(WHAT IS BEING ASKED) In the lines below, look for "Classroom". Copy each line where it appears.

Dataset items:
____________

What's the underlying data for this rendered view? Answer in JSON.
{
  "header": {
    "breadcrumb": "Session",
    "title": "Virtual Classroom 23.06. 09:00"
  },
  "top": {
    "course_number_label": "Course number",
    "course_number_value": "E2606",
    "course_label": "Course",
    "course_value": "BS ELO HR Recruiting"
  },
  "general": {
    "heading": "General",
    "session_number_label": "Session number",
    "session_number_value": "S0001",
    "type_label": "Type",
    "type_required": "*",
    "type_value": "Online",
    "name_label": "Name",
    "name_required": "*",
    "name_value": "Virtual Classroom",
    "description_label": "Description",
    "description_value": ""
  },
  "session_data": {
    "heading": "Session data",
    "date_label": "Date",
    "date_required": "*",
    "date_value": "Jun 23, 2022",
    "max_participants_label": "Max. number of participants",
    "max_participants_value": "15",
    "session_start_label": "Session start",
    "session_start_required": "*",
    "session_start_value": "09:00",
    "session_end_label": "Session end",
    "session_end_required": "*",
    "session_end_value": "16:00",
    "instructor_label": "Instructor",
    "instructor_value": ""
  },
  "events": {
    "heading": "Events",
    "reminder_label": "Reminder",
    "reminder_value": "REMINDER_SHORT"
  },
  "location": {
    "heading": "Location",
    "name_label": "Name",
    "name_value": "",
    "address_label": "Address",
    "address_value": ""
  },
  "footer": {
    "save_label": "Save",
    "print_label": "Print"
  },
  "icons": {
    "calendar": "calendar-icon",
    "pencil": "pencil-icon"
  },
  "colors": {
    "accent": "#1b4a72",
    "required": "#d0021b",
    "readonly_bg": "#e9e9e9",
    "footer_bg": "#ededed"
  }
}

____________

(RESULT OF THE EXERCISE)
    "title": "Virtual Classroom 23.06. 09:00"
    "name_value": "Virtual Classroom",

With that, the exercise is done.